Why was it so hard to do? For starters, a human power plant has a very low power output for its weight, so the pilot had to be strong and fit, yet light. The key factor was time. Very fit athletes have been known to be able to put out more than 1,000 watts (1.3 horsepower), but for short bursts. The pilot of the winning team was able to produce an average of about 772 watts for a minute, using approximately 900 watts during a 15 second burst to reach the 3-meter mark, then pedal at a reduced rate of around 600 watts for the next 45 seconds.

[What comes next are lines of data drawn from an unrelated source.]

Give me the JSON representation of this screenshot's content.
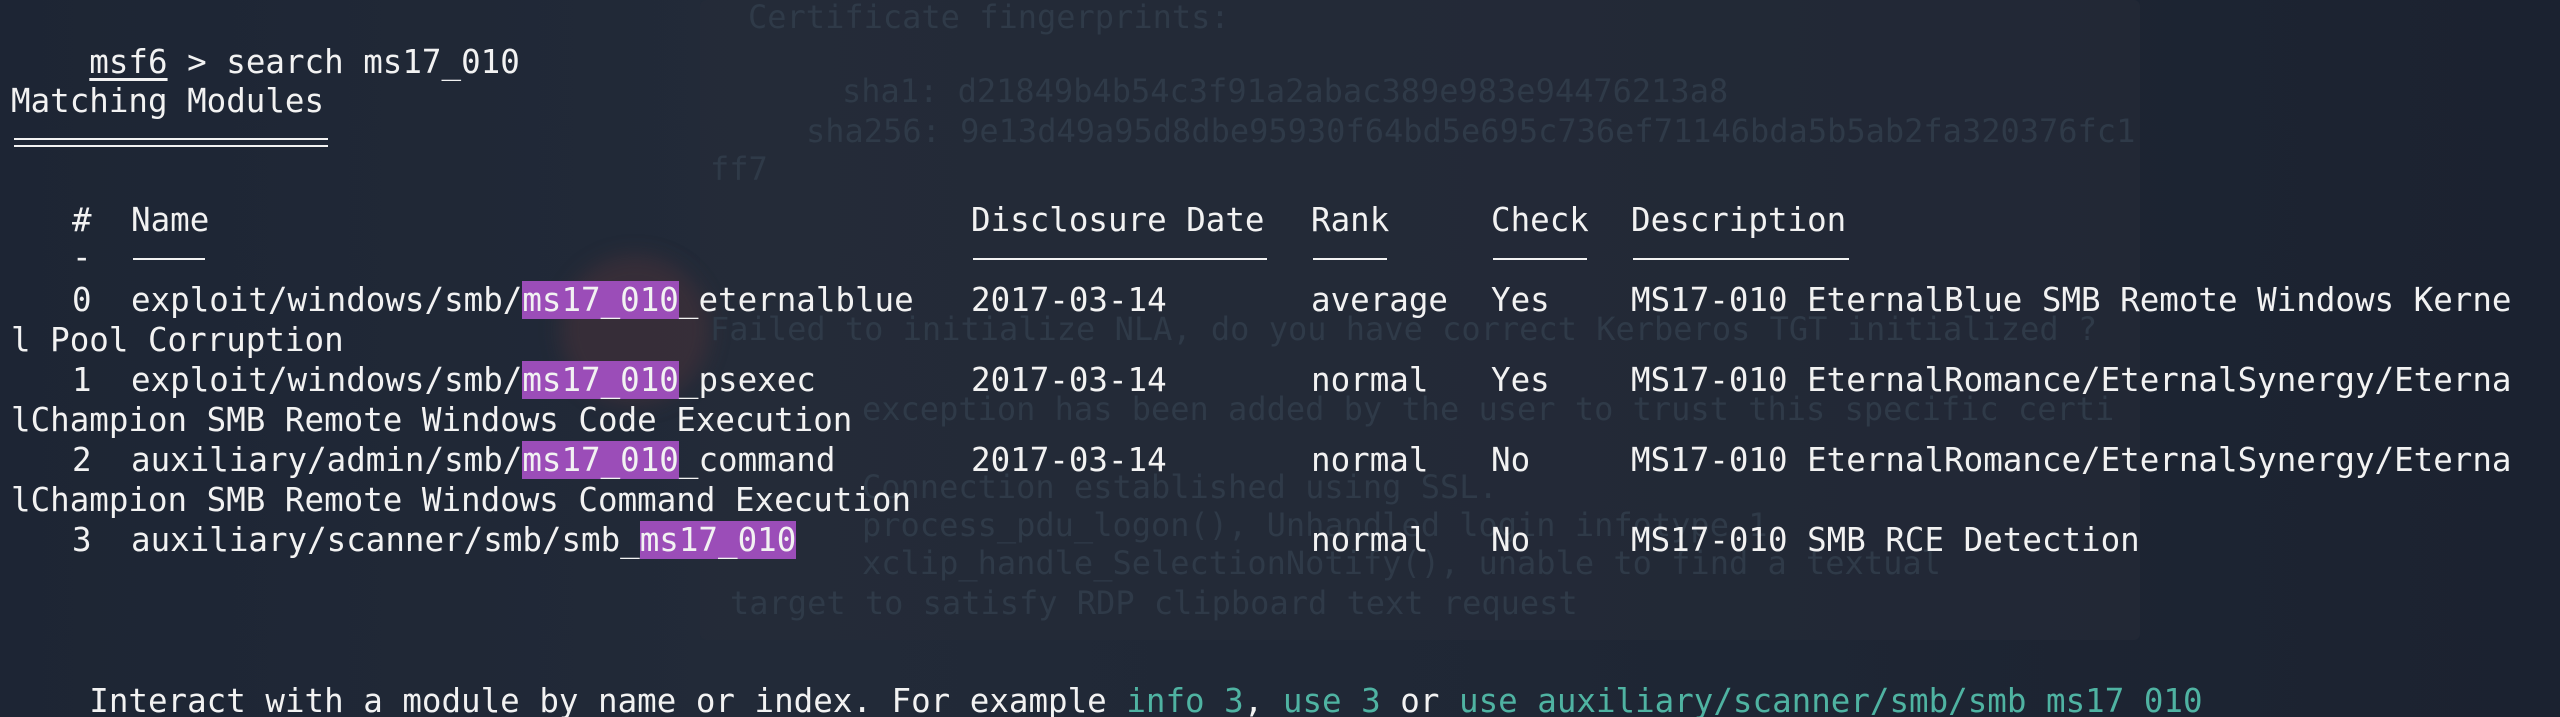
{
  "prompt": {
    "name": "msf6",
    "separator": " > ",
    "command": "search ms17_010"
  },
  "section_title": "Matching Modules",
  "columns": {
    "num": "#",
    "name": "Name",
    "date": "Disclosure Date",
    "rank": "Rank",
    "check": "Check",
    "description": "Description",
    "num_rule": "-"
  },
  "rows": [
    {
      "num": "0",
      "path_pre": "exploit/windows/smb/",
      "match": "ms17_010",
      "path_post": "_eternalblue",
      "date": "2017-03-14",
      "rank": "average",
      "check": "Yes",
      "desc_1": "MS17-010 EternalBlue SMB Remote Windows Kerne",
      "desc_2": "l Pool Corruption"
    },
    {
      "num": "1",
      "path_pre": "exploit/windows/smb/",
      "match": "ms17_010",
      "path_post": "_psexec",
      "date": "2017-03-14",
      "rank": "normal",
      "check": "Yes",
      "desc_1": "MS17-010 EternalRomance/EternalSynergy/Eterna",
      "desc_2": "lChampion SMB Remote Windows Code Execution"
    },
    {
      "num": "2",
      "path_pre": "auxiliary/admin/smb/",
      "match": "ms17_010",
      "path_post": "_command",
      "date": "2017-03-14",
      "rank": "normal",
      "check": "No",
      "desc_1": "MS17-010 EternalRomance/EternalSynergy/Eterna",
      "desc_2": "lChampion SMB Remote Windows Command Execution"
    },
    {
      "num": "3",
      "path_pre": "auxiliary/scanner/smb/smb_",
      "match": "ms17_010",
      "path_post": "",
      "date": "",
      "rank": "normal",
      "check": "No",
      "desc_1": "MS17-010 SMB RCE Detection",
      "desc_2": ""
    }
  ],
  "footer": {
    "text": "Interact with a module by name or index. For example ",
    "hint1": "info 3",
    "sep1": ", ",
    "hint2": "use 3",
    "sep2": " or ",
    "hint3": "use auxiliary/scanner/smb/smb_ms17_010"
  },
  "background_lines": [
    "Certificate fingerprints:",
    "sha1: d21849b4b54c3f91a2abac389e983e94476213a8",
    "sha256: 9e13d49a95d8dbe95930f64bd5e695c736ef71146bda5b5ab2fa320376fc1",
    "ff7",
    "Failed to initialize NLA, do you have correct Kerberos TGT initialized ?",
    "exception has been added by the user to trust this specific certi",
    "Connection established using SSL.",
    "process_pdu_logon(), Unhandled login infotype 1",
    "xclip_handle_SelectionNotify(), unable to find a textual",
    "target to satisfy RDP clipboard text request"
  ],
  "colors": {
    "highlight": "#9b4db8",
    "hint": "#4fb3a2",
    "text": "#f2f2f2",
    "background": "#1c2433"
  }
}
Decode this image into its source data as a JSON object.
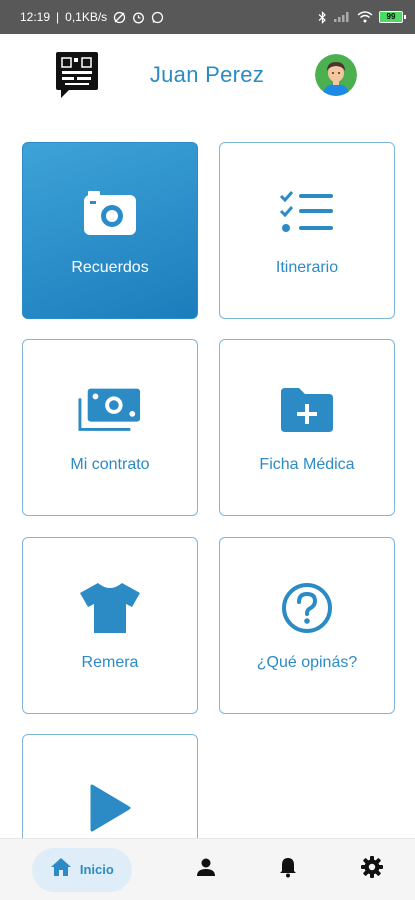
{
  "status_bar": {
    "time": "12:19",
    "network_speed": "0,1KB/s",
    "battery_level": "99"
  },
  "header": {
    "user_name": "Juan Perez"
  },
  "tiles": [
    {
      "label": "Recuerdos",
      "icon": "camera-icon",
      "active": true
    },
    {
      "label": "Itinerario",
      "icon": "checklist-icon",
      "active": false
    },
    {
      "label": "Mi contrato",
      "icon": "money-icon",
      "active": false
    },
    {
      "label": "Ficha Médica",
      "icon": "folder-plus-icon",
      "active": false
    },
    {
      "label": "Remera",
      "icon": "tshirt-icon",
      "active": false
    },
    {
      "label": "¿Qué opinás?",
      "icon": "question-circle-icon",
      "active": false
    },
    {
      "label": "",
      "icon": "play-icon",
      "active": false
    }
  ],
  "bottom_nav": {
    "items": [
      {
        "label": "Inicio",
        "icon": "home-icon",
        "active": true
      },
      {
        "label": "",
        "icon": "person-icon",
        "active": false
      },
      {
        "label": "",
        "icon": "bell-icon",
        "active": false
      },
      {
        "label": "",
        "icon": "gear-icon",
        "active": false
      }
    ]
  },
  "colors": {
    "accent": "#2c8bc4",
    "tile_border": "#7fb6d9",
    "status_bar": "#585858",
    "nav_active_bg": "#deedf7"
  }
}
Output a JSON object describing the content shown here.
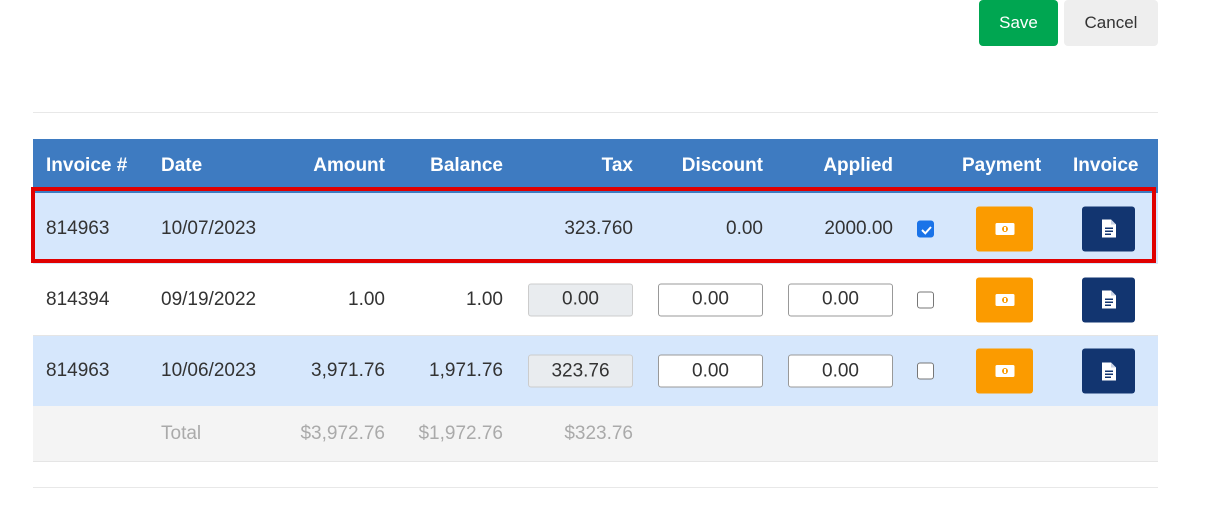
{
  "toolbar": {
    "save_label": "Save",
    "cancel_label": "Cancel"
  },
  "table": {
    "headers": {
      "invoice_num": "Invoice #",
      "date": "Date",
      "amount": "Amount",
      "balance": "Balance",
      "tax": "Tax",
      "discount": "Discount",
      "applied": "Applied",
      "payment": "Payment",
      "invoice": "Invoice"
    },
    "rows": [
      {
        "invoice_num": "814963",
        "date": "10/07/2023",
        "amount": "",
        "balance": "",
        "tax": "323.760",
        "discount": "0.00",
        "applied": "2000.00",
        "checked": true,
        "highlighted": true
      },
      {
        "invoice_num": "814394",
        "date": "09/19/2022",
        "amount": "1.00",
        "balance": "1.00",
        "tax": "0.00",
        "discount": "0.00",
        "applied": "0.00",
        "checked": false
      },
      {
        "invoice_num": "814963",
        "date": "10/06/2023",
        "amount": "3,971.76",
        "balance": "1,971.76",
        "tax": "323.76",
        "discount": "0.00",
        "applied": "0.00",
        "checked": false
      }
    ],
    "totals": {
      "label": "Total",
      "amount": "$3,972.76",
      "balance": "$1,972.76",
      "tax": "$323.76"
    }
  },
  "icons": {
    "payment": "money-bill-icon",
    "invoice": "file-document-icon"
  },
  "colors": {
    "save": "#00a651",
    "header": "#3e7bc1",
    "row_highlight": "#d6e7fc",
    "payment_button": "#fb9b00",
    "invoice_button": "#123570",
    "selection_outline": "#e00000"
  }
}
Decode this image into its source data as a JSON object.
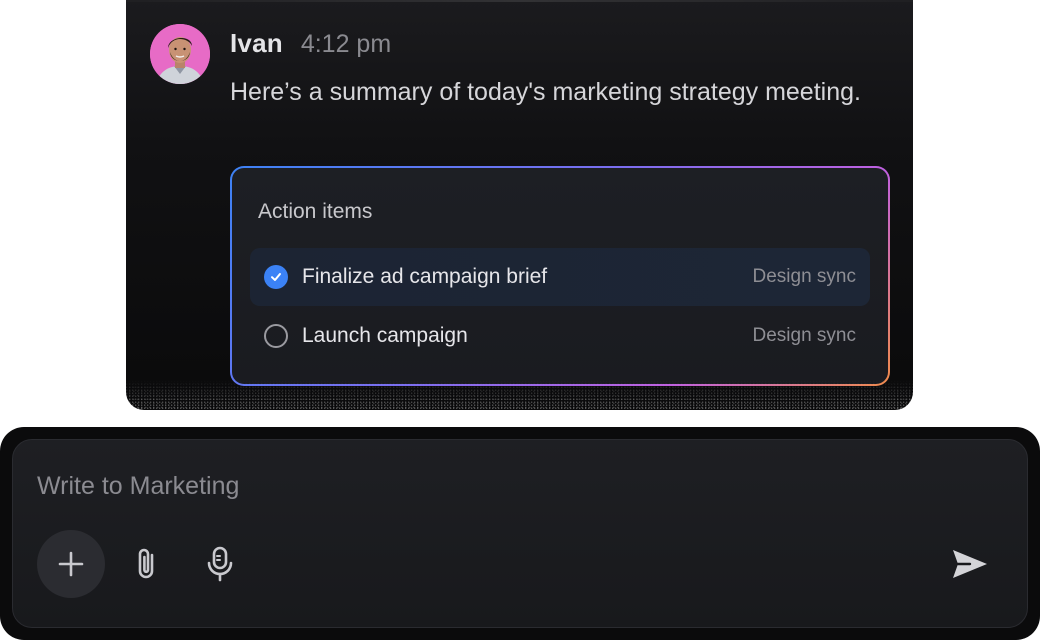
{
  "message": {
    "sender_name": "Ivan",
    "time": "4:12 pm",
    "text": "Here’s a summary of today's marketing strategy meeting.",
    "avatar_color": "#e76bc6"
  },
  "action_items": {
    "title": "Action items",
    "items": [
      {
        "label": "Finalize ad campaign brief",
        "tag": "Design sync",
        "done": true
      },
      {
        "label": "Launch campaign",
        "tag": "Design sync",
        "done": false
      }
    ],
    "gradient": [
      "#3d82f5",
      "#7b6df0",
      "#c060e0",
      "#f08a4a"
    ]
  },
  "composer": {
    "placeholder": "Write to Marketing",
    "value": "",
    "icons": [
      "plus-icon",
      "paperclip-icon",
      "microphone-icon",
      "send-icon"
    ]
  },
  "colors": {
    "accent": "#3b82f6",
    "background": "#111113"
  }
}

Helicopters require much more power than airplanes, so structurally it had to be light yet strong, with strength in key locations to minimize bending and withstand breakage. It was imperative that power be efficiently transferred to the transmission to minimize losses. Bobbing or surging would waste energy and require more power. The challenge was to build it just strong enough to withstand the stresses produced. Anything stronger than that would add unnecessary weight. Both teams employed a very lightweight carbon fiber truss system in an X-shape, with pilot in the middle, to support four two-blade rotors constructed largely of foam and mylar, and both used ingenious transmission methods of a one-way spool of cord that when wound would turn the rotors. The winning structure alone weighed in at just over 120 pounds, and 282 pounds with pilot included. Controlling such a design proved very challenging for both teams. The winners were able to do so by warping the fragile structure with pilot “body english.”

Low disk loading (rotor thrust divided by disk area) is key for maximum efficiency. It is important to work with as much air as possible. A big rotor handles a large amount of air, which means it can develop the required thrust with a lower downwash velocity, i.e., using less energy. The winning design’s rotors are each approximately 67 feet in diameter, and rotate at about 12 rpm. The aircraft is large, with a total span of 154 feet.

As expected, blade aerodynamics for this project were critical. The power required to hover depended on overcoming the induced drag (due to creating lift) and profile drag (due to pushing the airfoil through the air). Using the benefits of ground effect proved to be a key factor in keeping power requirements low. Being under-slung, the rotors operated in deep ground effect, less than one-half a rotor diameter from the surface. This minimized induced drag. In deep ground effect rotor performance is highly sensitive to changes in height, so coning had to be structurally designed out to keep the rotors virtually horizontal to the ground. Customizing airfoil shape along the rotor span, and tapering the chord from root to tip further decreased drag and optimized lift distribution.

In no way does this article sum up the monumental task that was accomplished. Besides the advances in engineering over the years, trial and error surely played a large role. But the biggest contributor to the accomplishment of this challenge is without a doubt the ingenuity and dedication of all persons involved. The long-standing contest has sparked new innovations in engineering, furthered understanding of human physiology, and fueled further projects in the area of human powered flight. Well done by all.

Receive the latest rotorcraft news right to your inbox